Submitted by Rene Carroll
It is 7:45 am and 60 first grade students at Columbia River Gorge Elementary are beginning their school day. At their home workspace, they log in to a Zoom classroom to welcoming music and each is greeted by name. On the screen is a list of materials they will need for the day’s instruction flacked by smiling and waving bitmojis illustrations of their teachers. A five-minute countdown begins at 8:00 am, and at 8:05 am, each student, now prepared for their day, breaks into individual virtual classrooms with teachers Allison McGranahan, Sydney Termini and Taryn Tedford.
“We feel it is important to start our day by having everyone together and greet each student by their name,” explained Tedford. “The bitmojis are just a fun way to represent us and our excitement for what’s to come. For instance, we had them wearing scrubs on the day we were studying the human body. Our morning routine is a small way to build a sense of community and connectivity that is missing in distance learning.”
Once broken out into classrooms, teachers lead an hour lesson. The larger group comes back together again at 9am to meet with a specialist for instruction and activities in art, music, PE and even Library. “It is important that students are able to stay connected with other teachers and continue to learn in these other important curriculum areas,” McGranahan said.
Students then go back to their classroom group for the last half hour of instruction. The remainder of the school day is spent viewing selected pre-recorded lessons and completing assignments.
The CRGE first grade team’s approach to teaching changed some since last spring, when teachers everywhere were asked to turn on a dime to online classes. They began this year by reviewing curriculum and deciding which lessons to begin with for remote learning. “We know that certain topics were okay being recorded and others are more conducive to being live lessons,” explained McGranahan. “We’ve tried to make it so that even if kids aren’t able to be at the Zoom lessons, they are able to engage in the learning lessons.”

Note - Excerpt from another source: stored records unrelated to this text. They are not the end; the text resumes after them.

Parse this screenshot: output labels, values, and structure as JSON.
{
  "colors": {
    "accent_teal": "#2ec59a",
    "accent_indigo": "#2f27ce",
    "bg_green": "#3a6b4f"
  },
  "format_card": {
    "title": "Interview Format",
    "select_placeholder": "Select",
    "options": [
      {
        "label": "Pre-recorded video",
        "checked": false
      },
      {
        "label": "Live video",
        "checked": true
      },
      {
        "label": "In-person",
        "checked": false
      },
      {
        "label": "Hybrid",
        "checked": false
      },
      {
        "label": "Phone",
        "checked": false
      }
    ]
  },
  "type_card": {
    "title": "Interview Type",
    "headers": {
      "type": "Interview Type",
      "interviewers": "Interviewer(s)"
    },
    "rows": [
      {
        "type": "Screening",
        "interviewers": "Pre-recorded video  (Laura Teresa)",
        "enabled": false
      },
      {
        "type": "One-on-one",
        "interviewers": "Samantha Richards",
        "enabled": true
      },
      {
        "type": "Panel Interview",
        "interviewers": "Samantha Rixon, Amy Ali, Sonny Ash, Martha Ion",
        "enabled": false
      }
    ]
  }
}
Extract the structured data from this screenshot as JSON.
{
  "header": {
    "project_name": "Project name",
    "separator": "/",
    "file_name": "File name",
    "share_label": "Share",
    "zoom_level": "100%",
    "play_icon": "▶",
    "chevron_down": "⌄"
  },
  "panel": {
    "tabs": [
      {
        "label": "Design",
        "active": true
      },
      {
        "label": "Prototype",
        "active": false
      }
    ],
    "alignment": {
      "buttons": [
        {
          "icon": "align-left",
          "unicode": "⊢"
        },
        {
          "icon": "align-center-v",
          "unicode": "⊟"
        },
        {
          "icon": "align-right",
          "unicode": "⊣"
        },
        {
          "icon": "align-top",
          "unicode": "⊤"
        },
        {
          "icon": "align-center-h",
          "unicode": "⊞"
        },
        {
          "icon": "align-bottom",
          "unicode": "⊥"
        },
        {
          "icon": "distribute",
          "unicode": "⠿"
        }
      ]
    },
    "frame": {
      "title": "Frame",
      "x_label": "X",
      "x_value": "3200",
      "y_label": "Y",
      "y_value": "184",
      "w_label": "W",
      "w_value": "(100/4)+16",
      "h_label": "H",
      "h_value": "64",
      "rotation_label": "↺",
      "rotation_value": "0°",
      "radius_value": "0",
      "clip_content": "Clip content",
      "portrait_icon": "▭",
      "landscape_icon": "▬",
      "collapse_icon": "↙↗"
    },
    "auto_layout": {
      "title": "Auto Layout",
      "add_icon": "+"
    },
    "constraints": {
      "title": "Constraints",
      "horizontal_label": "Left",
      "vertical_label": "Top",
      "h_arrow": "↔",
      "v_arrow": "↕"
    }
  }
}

Like the K-2 teachers of the Washougal School District, they are using the educational software app, SeeSaw to capture learning during the distance learning. They are able to send video lessons and activities for students to interact with during the afternoon asynchronous learning time.
Teachers set up activity buttons for students to connect to three lessons. One day may include math, a listen and learn activity and a skills practice, such as handwriting or answering questions about a story. There are also activities for the areas of science and even community building. Students can log in at any time in the day to complete the work. “I had a student who had a dentist appointment during class time but was still able to participate easily in the activities,” said McGranahan. “This offers a lot of flexibility for families.”
A good example of Seesaw’s use was a recent first grade unit on folk tales. “The assignment was for students to retell a folk tale or fable in their own words,” explained McGranahan. “They recorded themselves telling the story and even downloaded artwork they created to illustrate it. Then we were able to watch and listen to their work.”
“I am so amazed at how committed many of our families and students are to this whole distance learning process,” McGranahan added. “It is a lot and it is a challenge, but we have had kids show up when the power is off, the wind is blowing, and the smoke is in the air. Kids show up and participate when they are tired and are not feeling well. I have had a kid show up to Zoom because he did not want to miss it, even though his tummy hurt, and he had to leave because he was getting sick. Our students are not giving up just because we are doing distance learning! They are actively engaged and will be able to pick up right where we left off when we get the chance to be back in the building.”
Youngest learners thrive with structure and routine and the CRGE team understands that it is a struggle for students to not be in the classroom. “Even with all the tools we have in place, this is not the same as it would be in person,” McGranahan said. “Sometimes students just need to be near the teacher and talk through a problem without the whole group watching. They need to get up and move and learn in different ways, and that is difficult over Zoom.”
Termini agrees. “It is a challenge for me to not see each students’ process,” she explained. “I don’t see them individually as they work through an assignment to recognize where they may have struggled. I just see the outcome, not how they problem solve and approach the work.”
Another challenge to distance learning is lesson preparation that must take weeks of lead time to gather and distribute materials to families who drive to the school at specific times for pick up. “It was such a treat to see students as they came to pick up bags,” said Termini. “It was good to touch base face to face with our students and their parents to check in on how it is going.”
A benefit that has risen from remote learning is the stronger connections being made with many of the students’ families. “We are working hard to address parent needs as much as we can and support them,” said Tedford. “The partnership we have with parents is so important and is being fine-tuned.”
“We are not able to do our job without family support and I absolutely love the depth of connection with parents I am able to make because of distance learning,” said McGranahan.
“I appreciate how supportive our student’s families have been,” added Termini. “We couldn’t do it without them!”